The lines of the records that include "number" should all be copied.

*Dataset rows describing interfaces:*
—————
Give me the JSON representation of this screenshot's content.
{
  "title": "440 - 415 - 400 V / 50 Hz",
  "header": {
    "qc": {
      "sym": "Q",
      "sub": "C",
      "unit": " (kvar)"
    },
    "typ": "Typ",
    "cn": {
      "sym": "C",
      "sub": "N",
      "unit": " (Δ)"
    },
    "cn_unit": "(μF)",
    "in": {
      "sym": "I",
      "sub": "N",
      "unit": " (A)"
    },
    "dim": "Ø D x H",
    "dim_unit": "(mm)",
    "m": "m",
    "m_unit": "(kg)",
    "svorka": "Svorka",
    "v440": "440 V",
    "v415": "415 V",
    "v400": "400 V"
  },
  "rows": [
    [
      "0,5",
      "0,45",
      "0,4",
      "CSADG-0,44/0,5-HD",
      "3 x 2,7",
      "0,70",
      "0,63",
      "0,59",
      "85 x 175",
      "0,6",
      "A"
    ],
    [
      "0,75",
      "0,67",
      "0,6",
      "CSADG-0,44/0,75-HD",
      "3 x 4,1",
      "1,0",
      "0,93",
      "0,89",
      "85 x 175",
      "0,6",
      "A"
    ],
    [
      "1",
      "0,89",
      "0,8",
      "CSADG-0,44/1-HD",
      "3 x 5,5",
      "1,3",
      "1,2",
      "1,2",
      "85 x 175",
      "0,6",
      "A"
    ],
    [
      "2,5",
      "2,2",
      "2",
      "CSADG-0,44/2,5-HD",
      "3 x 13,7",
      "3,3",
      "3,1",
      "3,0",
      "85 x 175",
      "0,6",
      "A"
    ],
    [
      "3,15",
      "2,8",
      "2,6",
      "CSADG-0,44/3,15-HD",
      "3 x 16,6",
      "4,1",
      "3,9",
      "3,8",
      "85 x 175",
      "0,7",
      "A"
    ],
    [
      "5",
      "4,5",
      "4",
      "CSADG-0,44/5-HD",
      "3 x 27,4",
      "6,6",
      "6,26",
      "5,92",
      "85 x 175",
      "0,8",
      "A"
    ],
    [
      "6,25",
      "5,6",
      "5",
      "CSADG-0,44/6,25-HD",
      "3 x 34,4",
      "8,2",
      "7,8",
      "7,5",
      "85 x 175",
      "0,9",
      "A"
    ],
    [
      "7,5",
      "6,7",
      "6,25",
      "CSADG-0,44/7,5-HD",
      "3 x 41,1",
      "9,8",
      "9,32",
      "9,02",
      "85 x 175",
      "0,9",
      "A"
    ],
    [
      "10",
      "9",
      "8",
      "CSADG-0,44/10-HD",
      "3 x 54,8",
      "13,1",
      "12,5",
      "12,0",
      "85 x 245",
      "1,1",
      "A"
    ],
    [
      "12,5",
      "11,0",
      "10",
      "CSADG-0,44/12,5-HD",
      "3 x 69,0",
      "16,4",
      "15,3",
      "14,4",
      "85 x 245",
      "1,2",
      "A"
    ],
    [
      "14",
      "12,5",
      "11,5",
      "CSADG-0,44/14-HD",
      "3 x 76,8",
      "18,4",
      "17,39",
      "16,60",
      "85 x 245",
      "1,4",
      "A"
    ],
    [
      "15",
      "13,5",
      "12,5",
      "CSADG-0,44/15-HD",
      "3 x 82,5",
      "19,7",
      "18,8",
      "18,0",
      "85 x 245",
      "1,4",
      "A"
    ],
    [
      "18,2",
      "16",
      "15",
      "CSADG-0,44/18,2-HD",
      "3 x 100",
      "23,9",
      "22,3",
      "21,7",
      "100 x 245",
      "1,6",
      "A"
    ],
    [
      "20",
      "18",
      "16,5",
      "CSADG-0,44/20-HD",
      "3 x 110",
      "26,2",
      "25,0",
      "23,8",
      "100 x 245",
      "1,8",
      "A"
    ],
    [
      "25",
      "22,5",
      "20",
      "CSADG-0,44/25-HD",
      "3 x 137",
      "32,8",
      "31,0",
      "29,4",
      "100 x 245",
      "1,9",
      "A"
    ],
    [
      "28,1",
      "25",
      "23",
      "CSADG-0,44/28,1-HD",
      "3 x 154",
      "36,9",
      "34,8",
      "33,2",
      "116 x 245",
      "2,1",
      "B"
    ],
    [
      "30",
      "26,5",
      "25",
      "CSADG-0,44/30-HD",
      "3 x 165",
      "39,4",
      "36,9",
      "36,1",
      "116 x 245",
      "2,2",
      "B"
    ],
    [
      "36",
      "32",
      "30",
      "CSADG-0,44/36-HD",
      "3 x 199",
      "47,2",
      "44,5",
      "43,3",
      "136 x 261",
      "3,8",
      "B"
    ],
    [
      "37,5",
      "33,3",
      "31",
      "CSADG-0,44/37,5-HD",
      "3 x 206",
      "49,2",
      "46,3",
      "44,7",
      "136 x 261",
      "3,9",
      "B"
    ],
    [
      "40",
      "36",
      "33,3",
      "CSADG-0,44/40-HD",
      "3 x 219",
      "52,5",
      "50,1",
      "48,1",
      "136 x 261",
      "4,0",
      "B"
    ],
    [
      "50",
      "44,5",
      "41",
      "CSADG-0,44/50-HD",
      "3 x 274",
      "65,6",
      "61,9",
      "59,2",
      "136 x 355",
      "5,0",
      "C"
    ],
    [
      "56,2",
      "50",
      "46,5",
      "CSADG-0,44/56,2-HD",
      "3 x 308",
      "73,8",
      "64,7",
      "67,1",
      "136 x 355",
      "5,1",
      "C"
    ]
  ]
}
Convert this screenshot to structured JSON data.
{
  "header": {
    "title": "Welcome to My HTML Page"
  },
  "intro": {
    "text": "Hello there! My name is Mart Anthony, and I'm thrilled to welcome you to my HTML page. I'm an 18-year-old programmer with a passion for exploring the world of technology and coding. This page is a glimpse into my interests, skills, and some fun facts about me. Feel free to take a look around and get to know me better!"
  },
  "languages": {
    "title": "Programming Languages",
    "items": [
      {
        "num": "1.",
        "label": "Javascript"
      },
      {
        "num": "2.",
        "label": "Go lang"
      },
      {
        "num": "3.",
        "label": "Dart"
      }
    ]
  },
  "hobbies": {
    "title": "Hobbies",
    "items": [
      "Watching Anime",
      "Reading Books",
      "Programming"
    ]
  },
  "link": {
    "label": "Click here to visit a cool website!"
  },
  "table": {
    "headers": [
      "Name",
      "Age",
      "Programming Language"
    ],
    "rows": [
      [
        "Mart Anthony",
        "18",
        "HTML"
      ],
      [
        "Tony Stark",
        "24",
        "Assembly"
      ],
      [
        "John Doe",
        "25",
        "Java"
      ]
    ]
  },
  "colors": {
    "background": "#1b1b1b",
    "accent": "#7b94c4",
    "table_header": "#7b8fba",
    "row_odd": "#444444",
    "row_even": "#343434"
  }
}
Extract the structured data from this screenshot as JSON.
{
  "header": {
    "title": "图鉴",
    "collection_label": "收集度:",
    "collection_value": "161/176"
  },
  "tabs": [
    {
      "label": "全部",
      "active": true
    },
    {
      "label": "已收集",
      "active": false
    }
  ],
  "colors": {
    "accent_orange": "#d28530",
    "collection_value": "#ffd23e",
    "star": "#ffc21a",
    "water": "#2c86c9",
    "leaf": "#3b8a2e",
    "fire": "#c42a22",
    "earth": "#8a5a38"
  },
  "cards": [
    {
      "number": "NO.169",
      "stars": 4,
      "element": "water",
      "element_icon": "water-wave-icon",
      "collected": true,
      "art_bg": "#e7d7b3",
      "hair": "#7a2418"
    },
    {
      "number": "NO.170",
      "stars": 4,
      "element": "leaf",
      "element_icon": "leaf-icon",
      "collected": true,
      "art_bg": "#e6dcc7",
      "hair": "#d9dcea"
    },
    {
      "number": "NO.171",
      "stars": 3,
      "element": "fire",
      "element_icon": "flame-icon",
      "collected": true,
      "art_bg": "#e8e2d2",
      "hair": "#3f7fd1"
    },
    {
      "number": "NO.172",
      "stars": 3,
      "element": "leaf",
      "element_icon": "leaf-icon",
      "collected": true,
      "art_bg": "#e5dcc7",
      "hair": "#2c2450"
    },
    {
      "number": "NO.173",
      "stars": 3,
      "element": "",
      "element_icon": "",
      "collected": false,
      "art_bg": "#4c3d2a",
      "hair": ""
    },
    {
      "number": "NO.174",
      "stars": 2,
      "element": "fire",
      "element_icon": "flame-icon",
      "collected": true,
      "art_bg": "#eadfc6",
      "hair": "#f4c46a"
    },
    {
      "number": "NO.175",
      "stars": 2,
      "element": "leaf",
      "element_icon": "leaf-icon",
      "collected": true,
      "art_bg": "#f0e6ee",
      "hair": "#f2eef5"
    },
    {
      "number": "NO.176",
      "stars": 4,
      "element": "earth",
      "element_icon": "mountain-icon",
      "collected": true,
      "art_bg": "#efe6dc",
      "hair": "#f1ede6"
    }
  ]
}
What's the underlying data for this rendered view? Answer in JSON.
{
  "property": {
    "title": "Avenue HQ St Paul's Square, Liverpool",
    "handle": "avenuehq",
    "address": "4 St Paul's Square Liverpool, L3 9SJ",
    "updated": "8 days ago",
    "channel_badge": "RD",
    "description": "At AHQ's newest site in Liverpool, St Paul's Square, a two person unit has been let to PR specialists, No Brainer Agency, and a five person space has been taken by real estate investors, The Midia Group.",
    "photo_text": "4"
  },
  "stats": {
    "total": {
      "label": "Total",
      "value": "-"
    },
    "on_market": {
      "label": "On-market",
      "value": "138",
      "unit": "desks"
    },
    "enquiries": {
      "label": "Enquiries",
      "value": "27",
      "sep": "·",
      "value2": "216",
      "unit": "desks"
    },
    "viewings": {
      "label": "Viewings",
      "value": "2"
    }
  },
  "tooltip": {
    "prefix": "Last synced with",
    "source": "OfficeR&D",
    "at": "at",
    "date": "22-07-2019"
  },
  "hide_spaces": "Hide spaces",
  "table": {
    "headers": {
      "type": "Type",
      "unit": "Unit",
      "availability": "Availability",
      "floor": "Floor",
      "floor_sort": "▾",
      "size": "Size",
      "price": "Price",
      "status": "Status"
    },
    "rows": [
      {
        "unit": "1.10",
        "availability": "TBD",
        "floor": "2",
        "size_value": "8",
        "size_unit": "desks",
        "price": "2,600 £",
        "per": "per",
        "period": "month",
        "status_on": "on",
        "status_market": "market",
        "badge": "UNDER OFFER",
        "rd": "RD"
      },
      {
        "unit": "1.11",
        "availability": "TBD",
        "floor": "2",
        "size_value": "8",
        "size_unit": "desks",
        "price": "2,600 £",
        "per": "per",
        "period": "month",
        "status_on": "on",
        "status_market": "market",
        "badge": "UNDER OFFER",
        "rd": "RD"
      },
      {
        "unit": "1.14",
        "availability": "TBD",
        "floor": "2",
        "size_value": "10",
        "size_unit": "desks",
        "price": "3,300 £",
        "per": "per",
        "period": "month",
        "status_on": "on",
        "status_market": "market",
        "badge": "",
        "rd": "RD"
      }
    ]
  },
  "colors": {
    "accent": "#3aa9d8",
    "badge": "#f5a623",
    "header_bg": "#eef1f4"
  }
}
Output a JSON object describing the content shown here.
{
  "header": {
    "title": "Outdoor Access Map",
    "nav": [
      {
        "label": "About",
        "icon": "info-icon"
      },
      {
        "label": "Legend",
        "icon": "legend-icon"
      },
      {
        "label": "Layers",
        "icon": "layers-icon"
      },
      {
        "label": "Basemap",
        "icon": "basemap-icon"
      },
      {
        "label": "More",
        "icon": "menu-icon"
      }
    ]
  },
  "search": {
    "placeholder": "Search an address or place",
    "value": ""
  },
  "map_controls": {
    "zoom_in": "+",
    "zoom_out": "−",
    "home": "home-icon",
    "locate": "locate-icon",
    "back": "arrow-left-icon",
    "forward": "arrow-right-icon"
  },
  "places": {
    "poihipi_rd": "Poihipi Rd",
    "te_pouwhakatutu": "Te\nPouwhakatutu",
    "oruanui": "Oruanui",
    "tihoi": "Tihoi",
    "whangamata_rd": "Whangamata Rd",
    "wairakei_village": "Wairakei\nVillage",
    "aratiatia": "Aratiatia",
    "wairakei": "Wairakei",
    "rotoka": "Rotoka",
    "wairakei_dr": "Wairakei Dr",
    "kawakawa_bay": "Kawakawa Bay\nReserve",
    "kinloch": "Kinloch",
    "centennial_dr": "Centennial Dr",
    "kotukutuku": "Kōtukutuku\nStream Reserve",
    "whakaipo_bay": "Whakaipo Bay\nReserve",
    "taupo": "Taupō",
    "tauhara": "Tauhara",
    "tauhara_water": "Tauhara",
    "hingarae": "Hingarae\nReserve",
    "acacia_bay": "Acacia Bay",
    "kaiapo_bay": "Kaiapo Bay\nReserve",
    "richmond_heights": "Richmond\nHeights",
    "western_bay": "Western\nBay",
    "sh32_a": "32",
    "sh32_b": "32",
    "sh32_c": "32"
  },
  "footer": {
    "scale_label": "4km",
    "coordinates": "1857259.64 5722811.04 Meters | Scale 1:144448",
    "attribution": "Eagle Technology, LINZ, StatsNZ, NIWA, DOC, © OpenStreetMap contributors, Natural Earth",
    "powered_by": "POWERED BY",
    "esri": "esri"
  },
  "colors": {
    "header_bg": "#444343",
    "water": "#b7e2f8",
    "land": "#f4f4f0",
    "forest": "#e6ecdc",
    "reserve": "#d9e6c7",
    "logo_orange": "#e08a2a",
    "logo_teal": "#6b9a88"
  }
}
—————
*Response to this exercise:*
      "number": "NO.169",
      "number": "NO.170",
      "number": "NO.171",
      "number": "NO.172",
      "number": "NO.173",
      "number": "NO.174",
      "number": "NO.175",
      "number": "NO.176",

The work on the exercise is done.